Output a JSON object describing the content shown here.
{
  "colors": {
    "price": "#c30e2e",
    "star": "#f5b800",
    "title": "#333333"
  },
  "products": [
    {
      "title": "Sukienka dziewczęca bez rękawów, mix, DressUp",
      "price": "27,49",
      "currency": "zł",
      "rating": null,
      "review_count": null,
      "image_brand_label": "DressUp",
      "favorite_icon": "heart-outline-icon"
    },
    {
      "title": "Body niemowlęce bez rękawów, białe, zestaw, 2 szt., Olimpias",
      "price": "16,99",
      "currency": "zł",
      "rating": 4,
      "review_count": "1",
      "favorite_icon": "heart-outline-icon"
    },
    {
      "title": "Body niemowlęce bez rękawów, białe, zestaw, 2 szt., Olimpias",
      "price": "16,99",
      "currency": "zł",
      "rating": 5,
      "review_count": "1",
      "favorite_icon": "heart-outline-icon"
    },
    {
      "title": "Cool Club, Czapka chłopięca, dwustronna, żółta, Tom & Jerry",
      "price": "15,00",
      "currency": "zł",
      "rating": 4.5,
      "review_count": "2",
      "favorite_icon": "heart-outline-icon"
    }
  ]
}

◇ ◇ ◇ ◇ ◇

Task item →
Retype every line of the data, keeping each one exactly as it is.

Answer section →
Output a JSON object describing the content shown here.
{
  "colors": {
    "price": "#c30e2e",
    "star": "#f5b800",
    "title": "#333333"
  },
  "products": [
    {
      "title": "Sukienka dziewczęca bez rękawów, mix, DressUp",
      "price": "27,49",
      "currency": "zł",
      "rating": null,
      "review_count": null,
      "image_brand_label": "DressUp",
      "favorite_icon": "heart-outline-icon"
    },
    {
      "title": "Body niemowlęce bez rękawów, białe, zestaw, 2 szt., Olimpias",
      "price": "16,99",
      "currency": "zł",
      "rating": 4,
      "review_count": "1",
      "favorite_icon": "heart-outline-icon"
    },
    {
      "title": "Body niemowlęce bez rękawów, białe, zestaw, 2 szt., Olimpias",
      "price": "16,99",
      "currency": "zł",
      "rating": 5,
      "review_count": "1",
      "favorite_icon": "heart-outline-icon"
    },
    {
      "title": "Cool Club, Czapka chłopięca, dwustronna, żółta, Tom & Jerry",
      "price": "15,00",
      "currency": "zł",
      "rating": 4.5,
      "review_count": "2",
      "favorite_icon": "heart-outline-icon"
    }
  ]
}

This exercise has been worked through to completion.